The next stage in Dr Carmichael’s journey involved further research into what then may have happened after the crucifixion. He explained further: 

‘At the same time, it was not rational to accept that Jesus (as), who was met by his disciples in a physical body and showed them crucifixion wounds on his hands and feet, and who ate a meal like an ordinary human being, would have ascended to the skies with his physical body. In my quest to clarify my understanding, I undertook further reading around Jesus (as) in India. The book Jesus in India, written by the Promised Messiah (as), Hazrat Mirza Ghulam Ahmad of Qadian, gives powerful historical and logical evidence to argue that Jesus (as) survived the events of the crucifixion and travelled to India in search of the lost tribes of Israel. The logic, clarity, and depth of the evidence given in this book were convincing. The rational explanation given in the book fitted like a completed jigsaw. Realising this concept clarified to me the incredibly high status of Jesus (as).’

These are only a handful of examples; there are scores of similar stories from around the world, all echoing similar sentiments – people questioned the conventional story of the crucifixion. Those questions led them to search for answers, ultimately finding satisfactory answers in the material of Hazrat Mirza Ghulam Ahmad (as). Their lives changed forever, and for the better.

We invite our readers to approach the material of this edition with an open mind and to evaluate the evidence presented for themselves. We hope and pray it will prove to be as life-changing for you as it has been for so many others.
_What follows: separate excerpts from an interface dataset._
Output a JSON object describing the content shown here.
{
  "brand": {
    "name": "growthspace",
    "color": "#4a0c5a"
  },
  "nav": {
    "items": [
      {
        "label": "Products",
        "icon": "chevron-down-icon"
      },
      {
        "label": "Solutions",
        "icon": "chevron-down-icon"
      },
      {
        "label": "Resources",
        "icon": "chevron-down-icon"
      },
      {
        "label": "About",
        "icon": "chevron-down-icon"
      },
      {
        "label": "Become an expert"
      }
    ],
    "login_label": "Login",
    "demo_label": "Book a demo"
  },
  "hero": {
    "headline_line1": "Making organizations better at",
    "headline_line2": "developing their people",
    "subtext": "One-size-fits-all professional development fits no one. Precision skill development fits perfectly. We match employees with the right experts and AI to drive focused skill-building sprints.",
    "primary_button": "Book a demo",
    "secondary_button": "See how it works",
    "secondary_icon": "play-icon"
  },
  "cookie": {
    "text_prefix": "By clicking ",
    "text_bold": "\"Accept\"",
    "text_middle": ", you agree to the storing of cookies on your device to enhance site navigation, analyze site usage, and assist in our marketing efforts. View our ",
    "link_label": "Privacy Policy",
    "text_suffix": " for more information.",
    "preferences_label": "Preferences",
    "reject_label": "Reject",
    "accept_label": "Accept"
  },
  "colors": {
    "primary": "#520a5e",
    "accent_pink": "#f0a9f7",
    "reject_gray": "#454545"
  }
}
About the Author: Syed Amer Safir is the Chief Editor of The Review of Religions.